Marianne Stidsen, a controversial commentator and associate professor at the Department of Nordic Studies and Linguistics, has resigned after accusations of plagiarism.
»I had expected to stay at the university for at least another two or three years, but I have chosen to stop now, because what has happened in this case is not worthy of intellectual debate,« says Marianne Stidsen, explaining the reason for her resignation to the Danish newspaper Information .
Marianne Stidsen’s resignation comes after a long process in which she has been criticised for plagiarising encyclopaedias and journalistic articles in two of her books.
The associate professor resigned just as the Faculty of Humanities announced that her doctoral dissertation, Den ny mimesis – Virkelighedstolkningen i dansk og nordisk litteratur efter Anden Verdenskrig [= The New Mimesis – The Interpretation of Reality in Danish and Nordic Literature after World War II] from 2015, will also be checked for plagiarism.
In Information, Marianne Stidsen accuses the Danish universities of »hysterical pedantry« when it comes to formalities.
It was a lecturer at the University of Southern Denmark, Carsten Fogh Nielsen, who initially took a closer look at Marianne Stidsen’s latest debate book, Køn og identitet – et spadestik dybere [In English, Gender and identity – a deeper look]. Here, he found long passages copied almost directly from encyclopaedia entries. In the book, Marianne Stidsen states where she took the information from, but does not specify that it was quoted almost directly.
Since then, other observant readers have uncovered passages taken from articles in Weekendavisen, Journalisten, Uniavisen — the Danish-language version of the University Post, and in Stidsen’s book Den nordiske MeToo-revolution 2018 – og dens omkostninger [In English, the Nordic MeToo Revolution 2018 – and its costs] from 2019.
The distinction between plagiarism and paraphrasing is at the heart of the controversy. Marianne Stidsen maintains that she merely paraphrased the disputed passages.
»It is normal scientific practice.
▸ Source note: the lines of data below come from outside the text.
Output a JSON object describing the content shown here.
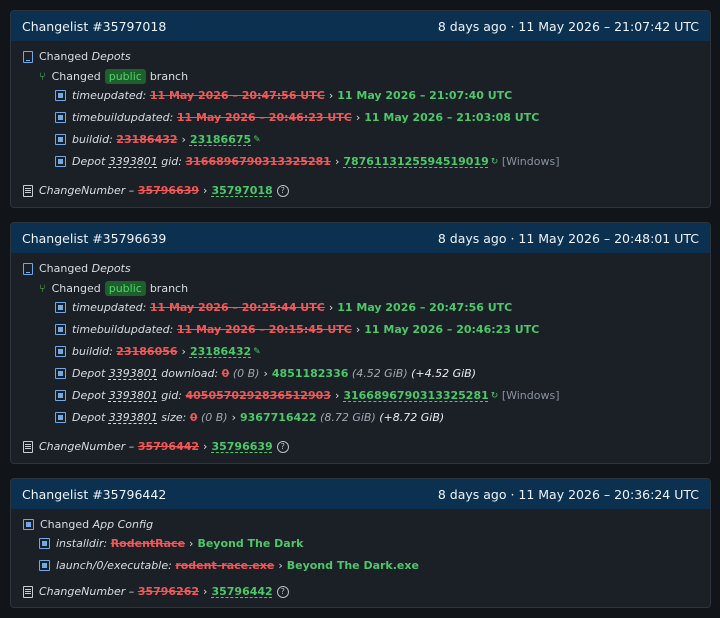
{
  "changelists": [
    {
      "title": "Changelist #35797018",
      "time": "8 days ago · 11 May 2026 – 21:07:42 UTC",
      "changed_prefix": "Changed",
      "changed_what": "Depots",
      "branch_prefix": "Changed",
      "branch_badge": "public",
      "branch_suffix": "branch",
      "rows": [
        {
          "label": "timeupdated:",
          "old": "11 May 2026 – 20:47:56 UTC",
          "new": "11 May 2026 – 21:07:40 UTC"
        },
        {
          "label": "timebuildupdated:",
          "old": "11 May 2026 – 20:46:23 UTC",
          "new": "11 May 2026 – 21:03:08 UTC"
        },
        {
          "label": "buildid:",
          "old": "23186432",
          "new": "23186675"
        },
        {
          "label_a": "Depot",
          "depot": "3393801",
          "label_b": "gid:",
          "old": "3166896790313325281",
          "new": "7876113125594519019",
          "extra": "[Windows]"
        }
      ],
      "cn_label": "ChangeNumber –",
      "cn_old": "35796639",
      "cn_new": "35797018"
    },
    {
      "title": "Changelist #35796639",
      "time": "8 days ago · 11 May 2026 – 20:48:01 UTC",
      "changed_prefix": "Changed",
      "changed_what": "Depots",
      "branch_prefix": "Changed",
      "branch_badge": "public",
      "branch_suffix": "branch",
      "rows": [
        {
          "label": "timeupdated:",
          "old": "11 May 2026 – 20:25:44 UTC",
          "new": "11 May 2026 – 20:47:56 UTC"
        },
        {
          "label": "timebuildupdated:",
          "old": "11 May 2026 – 20:15:45 UTC",
          "new": "11 May 2026 – 20:46:23 UTC"
        },
        {
          "label": "buildid:",
          "old": "23186056",
          "new": "23186432"
        },
        {
          "label_a": "Depot",
          "depot": "3393801",
          "label_b": "download:",
          "old": "0",
          "old_size": "(0 B)",
          "new": "4851182336",
          "new_size": "(4.52 GiB)",
          "delta": "(+4.52 GiB)"
        },
        {
          "label_a": "Depot",
          "depot": "3393801",
          "label_b": "gid:",
          "old": "4050570292836512903",
          "new": "3166896790313325281",
          "extra": "[Windows]"
        },
        {
          "label_a": "Depot",
          "depot": "3393801",
          "label_b": "size:",
          "old": "0",
          "old_size": "(0 B)",
          "new": "9367716422",
          "new_size": "(8.72 GiB)",
          "delta": "(+8.72 GiB)"
        }
      ],
      "cn_label": "ChangeNumber –",
      "cn_old": "35796442",
      "cn_new": "35796639"
    },
    {
      "title": "Changelist #35796442",
      "time": "8 days ago · 11 May 2026 – 20:36:24 UTC",
      "changed_prefix": "Changed",
      "changed_what": "App Config",
      "rows": [
        {
          "label": "installdir:",
          "old": "RodentRace",
          "new": "Beyond The Dark"
        },
        {
          "label": "launch/0/executable:",
          "old": "rodent-race.exe",
          "new": "Beyond The Dark.exe"
        }
      ],
      "cn_label": "ChangeNumber –",
      "cn_old": "35796262",
      "cn_new": "35796442"
    }
  ],
  "arrow": "›",
  "help_glyph": "?",
  "colors": {
    "header_bg": "#0c3050",
    "old": "#f25757",
    "new": "#4cc76a",
    "badge_bg": "#1f5f2c"
  }
}
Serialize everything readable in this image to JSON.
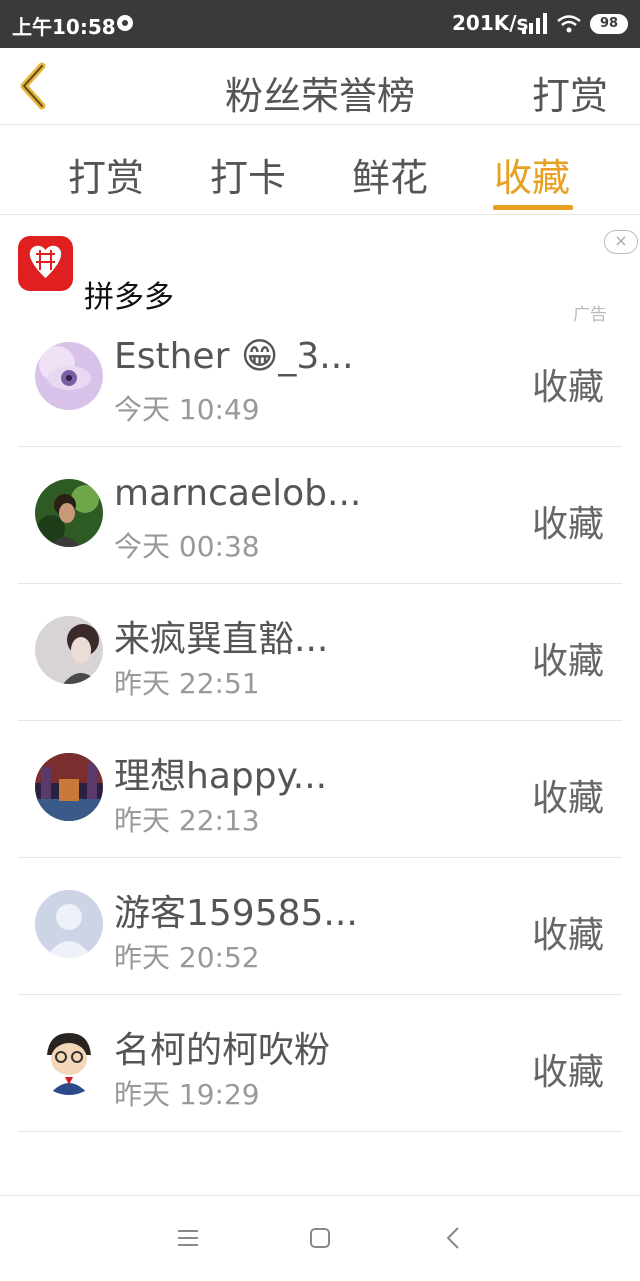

Plagiarism means stealing other people’s texts or ideas. I don’t do that. I cite where they come from. One can always discuss whether I should have moved more words about or paraphrased in a different way,« said Marianne Stidsen to Information in a previous interview.
Last week, the Danish-language version of the University Post, Uniavisen, noticed that Marianne Stidsen had used passages from the article Den krænkende sombrero [In English, the Offensive Sombrero] in her book Den nordiske MeToo-revolution 2018 – og dens omkostninger [In Englsih, the Nordic MeToo Revolution 2018 – and its costs], without citing the original text. In the book, there are paraphrased passages, direct quotations and text copied word-for-word from the Uniavisen article.
The University Post has been in dialogue with Marianne Stidsen since becoming aware of the situation. Although we have submitted documentation, and the industry watchdog Danske Medier has assessed that this is a violation of copyright, Marianne Stidsen has denied having infringed the newspaper’s copyright.
»It has been a very strange situation to be in, where one of the University of Copenhagen’s own employees has copied us. Nevertheless, it is a matter of principle for us that we are properly credited when people use our material, which is why we have tried to reach a compromise with Stidsen. And, as one of our student reporters commented when we were discussing the matter: ‘If I did that in my thesis, I could be expelled from the University of Copenhagen’. It is difficult to see why different rules should apply to the staff than to the students. I think it is important to show this,« says Vicki Therkildsen, editor-in-chief of University Post.
The University Post has reached out to Marianne Stidsen to request an interview about her reasons for resigning.
The Faculty of Humanities has informed the University Post that the plagiarism investigation of Marianne Stidsen’s doctoral dissertation will continue despite her resignation.